=== Activity ===
Pull every line that includes the word "bool" from the data.

=== Information shown ===
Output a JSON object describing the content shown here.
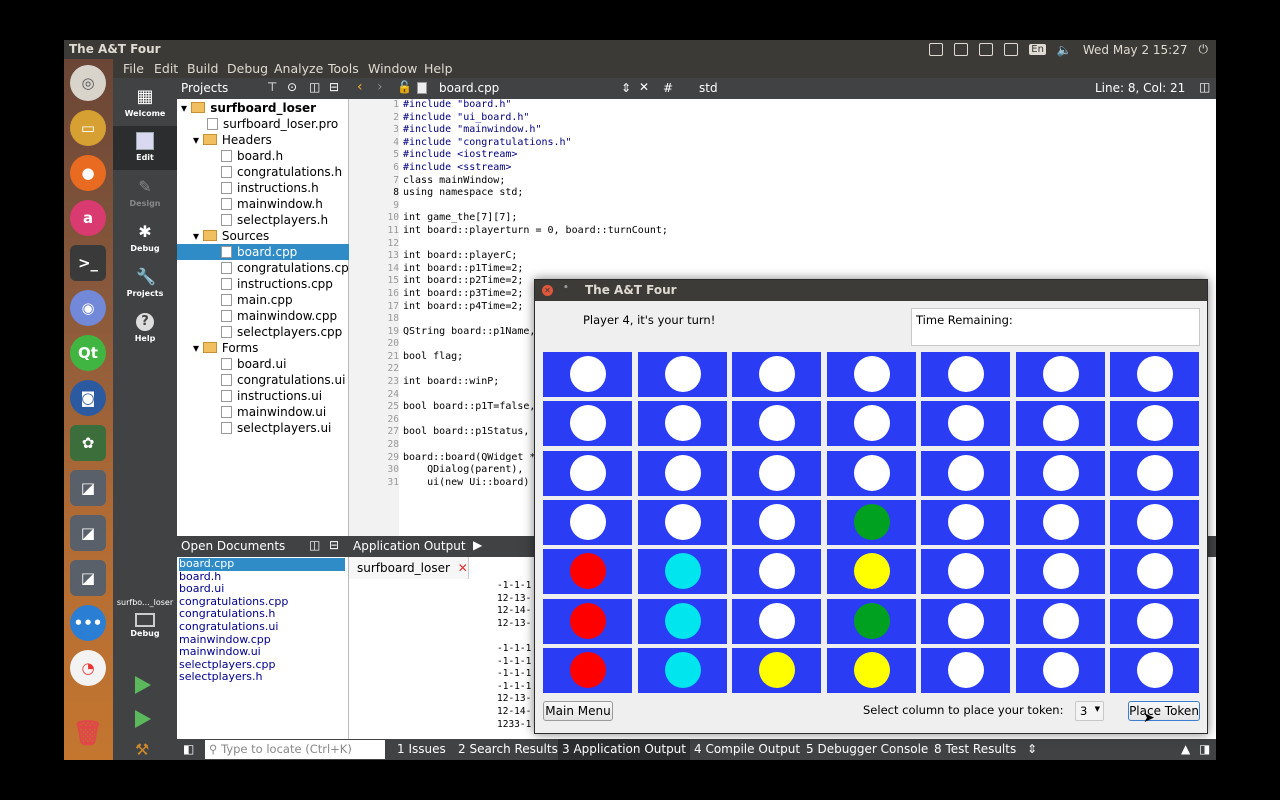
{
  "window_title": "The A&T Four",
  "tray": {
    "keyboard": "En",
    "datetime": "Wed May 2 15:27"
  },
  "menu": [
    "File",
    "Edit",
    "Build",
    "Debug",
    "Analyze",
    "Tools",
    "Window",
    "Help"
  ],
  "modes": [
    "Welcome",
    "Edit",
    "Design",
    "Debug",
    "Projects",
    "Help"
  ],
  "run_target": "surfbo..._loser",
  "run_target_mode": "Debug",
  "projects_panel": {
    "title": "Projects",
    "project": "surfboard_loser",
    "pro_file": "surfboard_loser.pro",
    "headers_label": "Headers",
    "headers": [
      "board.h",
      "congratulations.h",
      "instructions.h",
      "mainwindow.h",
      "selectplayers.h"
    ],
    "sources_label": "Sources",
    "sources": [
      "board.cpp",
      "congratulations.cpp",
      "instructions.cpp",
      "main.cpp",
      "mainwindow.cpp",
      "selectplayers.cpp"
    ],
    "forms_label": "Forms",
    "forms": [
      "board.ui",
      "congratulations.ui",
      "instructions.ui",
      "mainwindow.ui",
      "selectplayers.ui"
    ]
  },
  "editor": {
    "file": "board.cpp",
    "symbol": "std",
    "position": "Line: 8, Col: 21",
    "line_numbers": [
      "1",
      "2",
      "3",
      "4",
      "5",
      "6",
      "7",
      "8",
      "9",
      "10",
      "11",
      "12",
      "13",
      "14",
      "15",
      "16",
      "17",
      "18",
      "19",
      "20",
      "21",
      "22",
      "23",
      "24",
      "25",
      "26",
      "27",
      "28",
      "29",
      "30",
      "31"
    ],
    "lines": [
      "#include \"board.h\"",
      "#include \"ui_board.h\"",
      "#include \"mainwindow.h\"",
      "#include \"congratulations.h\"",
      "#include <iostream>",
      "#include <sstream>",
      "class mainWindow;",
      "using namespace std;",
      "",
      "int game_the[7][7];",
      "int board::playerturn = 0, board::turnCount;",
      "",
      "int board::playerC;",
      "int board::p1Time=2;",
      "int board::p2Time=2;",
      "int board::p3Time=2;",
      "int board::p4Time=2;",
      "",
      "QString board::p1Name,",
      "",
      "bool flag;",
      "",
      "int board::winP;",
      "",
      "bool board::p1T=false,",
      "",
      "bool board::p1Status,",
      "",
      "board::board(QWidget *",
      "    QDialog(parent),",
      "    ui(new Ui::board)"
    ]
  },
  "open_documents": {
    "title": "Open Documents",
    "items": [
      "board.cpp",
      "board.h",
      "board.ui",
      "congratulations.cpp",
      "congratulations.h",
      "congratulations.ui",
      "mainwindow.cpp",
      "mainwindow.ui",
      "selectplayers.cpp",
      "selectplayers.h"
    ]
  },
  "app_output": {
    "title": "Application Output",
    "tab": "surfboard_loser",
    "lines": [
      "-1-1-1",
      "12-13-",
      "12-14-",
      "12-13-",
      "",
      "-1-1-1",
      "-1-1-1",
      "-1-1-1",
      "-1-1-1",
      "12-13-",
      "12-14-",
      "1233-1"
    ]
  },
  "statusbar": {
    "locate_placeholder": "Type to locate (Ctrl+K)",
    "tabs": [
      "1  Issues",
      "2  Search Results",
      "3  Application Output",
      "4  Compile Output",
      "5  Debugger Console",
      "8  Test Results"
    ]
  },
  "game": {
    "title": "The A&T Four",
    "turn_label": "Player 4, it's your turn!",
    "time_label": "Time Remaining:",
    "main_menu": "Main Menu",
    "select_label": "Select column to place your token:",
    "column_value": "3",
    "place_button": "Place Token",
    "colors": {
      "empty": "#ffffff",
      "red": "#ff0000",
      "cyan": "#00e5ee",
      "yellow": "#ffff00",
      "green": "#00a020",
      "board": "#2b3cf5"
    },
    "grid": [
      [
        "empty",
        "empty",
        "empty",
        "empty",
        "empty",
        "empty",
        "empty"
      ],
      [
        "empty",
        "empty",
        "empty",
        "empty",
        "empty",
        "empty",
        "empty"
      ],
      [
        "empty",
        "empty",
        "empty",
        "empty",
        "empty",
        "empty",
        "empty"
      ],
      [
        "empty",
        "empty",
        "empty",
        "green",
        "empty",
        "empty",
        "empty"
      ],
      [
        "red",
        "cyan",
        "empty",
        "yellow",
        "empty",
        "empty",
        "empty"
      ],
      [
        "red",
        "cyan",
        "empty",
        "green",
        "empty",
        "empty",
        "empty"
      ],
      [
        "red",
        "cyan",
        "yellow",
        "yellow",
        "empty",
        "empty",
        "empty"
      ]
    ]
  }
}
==
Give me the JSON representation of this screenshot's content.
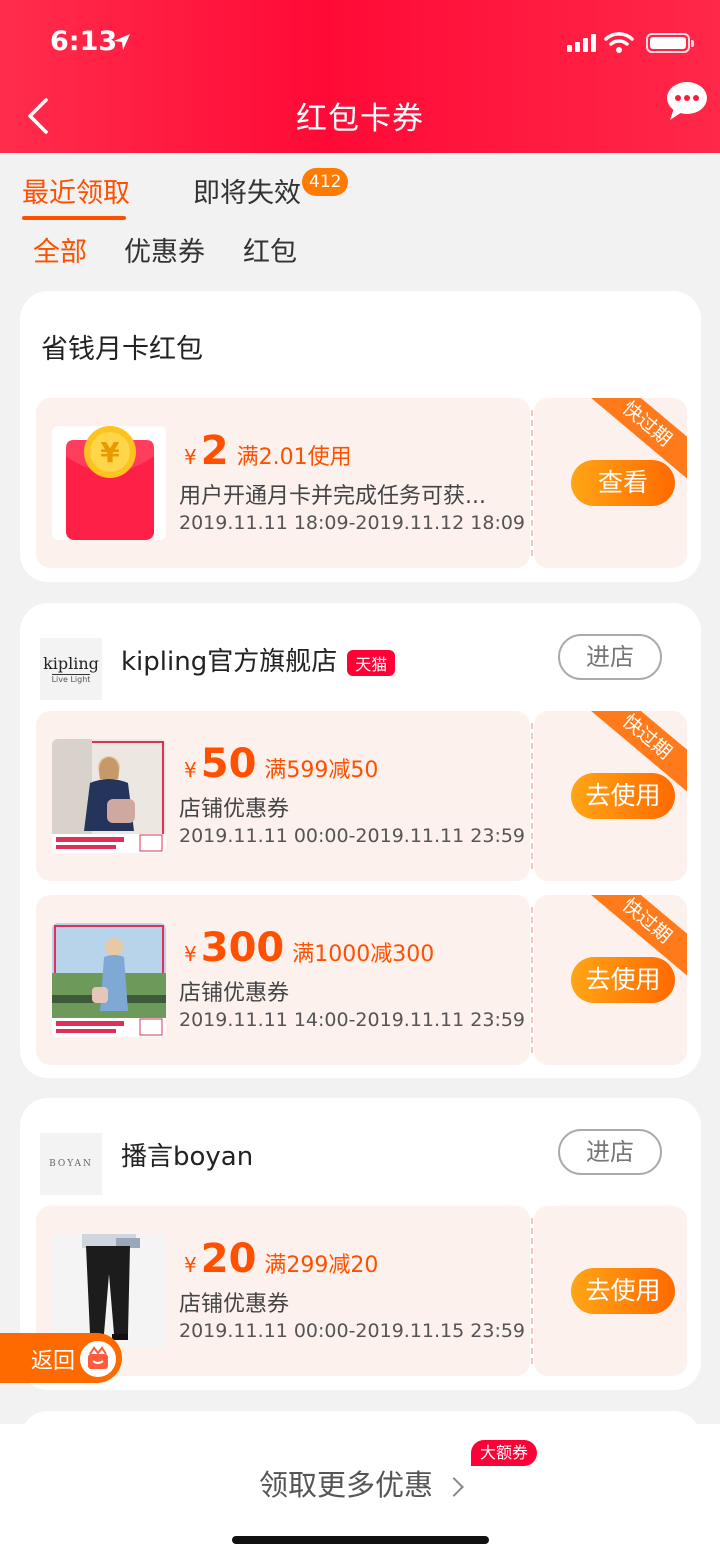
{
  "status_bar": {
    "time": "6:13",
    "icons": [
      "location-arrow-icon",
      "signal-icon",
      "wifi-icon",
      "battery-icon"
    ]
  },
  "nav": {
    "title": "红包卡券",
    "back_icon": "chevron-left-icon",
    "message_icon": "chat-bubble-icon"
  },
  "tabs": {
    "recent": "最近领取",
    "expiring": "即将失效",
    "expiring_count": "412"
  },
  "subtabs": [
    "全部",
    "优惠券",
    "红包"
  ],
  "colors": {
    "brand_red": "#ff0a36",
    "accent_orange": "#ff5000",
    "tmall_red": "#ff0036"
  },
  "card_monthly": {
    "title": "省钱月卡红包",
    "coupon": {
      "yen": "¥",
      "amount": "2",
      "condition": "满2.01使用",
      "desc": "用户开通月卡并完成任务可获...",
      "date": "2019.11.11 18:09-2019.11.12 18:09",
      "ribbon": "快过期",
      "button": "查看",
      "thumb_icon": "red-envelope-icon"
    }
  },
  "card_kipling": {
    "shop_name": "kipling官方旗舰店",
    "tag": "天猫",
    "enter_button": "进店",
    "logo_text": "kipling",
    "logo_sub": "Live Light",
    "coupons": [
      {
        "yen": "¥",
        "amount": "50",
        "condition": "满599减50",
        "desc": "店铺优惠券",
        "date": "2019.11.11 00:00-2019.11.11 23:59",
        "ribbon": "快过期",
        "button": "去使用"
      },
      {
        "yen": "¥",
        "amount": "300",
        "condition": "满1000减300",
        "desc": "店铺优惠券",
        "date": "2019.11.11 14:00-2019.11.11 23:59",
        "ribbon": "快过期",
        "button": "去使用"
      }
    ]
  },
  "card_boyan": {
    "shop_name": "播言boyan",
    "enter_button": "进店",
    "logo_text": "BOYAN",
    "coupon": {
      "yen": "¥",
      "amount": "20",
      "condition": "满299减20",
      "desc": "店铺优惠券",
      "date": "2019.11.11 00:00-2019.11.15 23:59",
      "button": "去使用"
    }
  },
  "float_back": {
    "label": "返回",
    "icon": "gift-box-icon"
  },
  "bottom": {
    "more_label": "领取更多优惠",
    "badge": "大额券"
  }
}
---
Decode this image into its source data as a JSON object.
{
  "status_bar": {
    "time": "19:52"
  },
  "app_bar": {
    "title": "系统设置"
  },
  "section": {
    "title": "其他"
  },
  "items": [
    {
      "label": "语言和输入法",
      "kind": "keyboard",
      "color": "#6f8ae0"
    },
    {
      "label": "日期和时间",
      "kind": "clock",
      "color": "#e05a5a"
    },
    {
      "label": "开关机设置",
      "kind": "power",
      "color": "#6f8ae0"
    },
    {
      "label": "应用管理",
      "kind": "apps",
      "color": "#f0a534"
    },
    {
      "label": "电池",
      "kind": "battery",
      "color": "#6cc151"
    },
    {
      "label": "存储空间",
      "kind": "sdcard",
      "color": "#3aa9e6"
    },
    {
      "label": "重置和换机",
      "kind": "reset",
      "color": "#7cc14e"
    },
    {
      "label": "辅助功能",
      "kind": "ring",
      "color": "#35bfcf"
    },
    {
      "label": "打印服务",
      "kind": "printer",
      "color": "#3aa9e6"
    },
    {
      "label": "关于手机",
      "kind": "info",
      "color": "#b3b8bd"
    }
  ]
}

=== Result of this task ===
      "bool flag;",
      "bool board::p1T=false,",
      "bool board::p1Status,",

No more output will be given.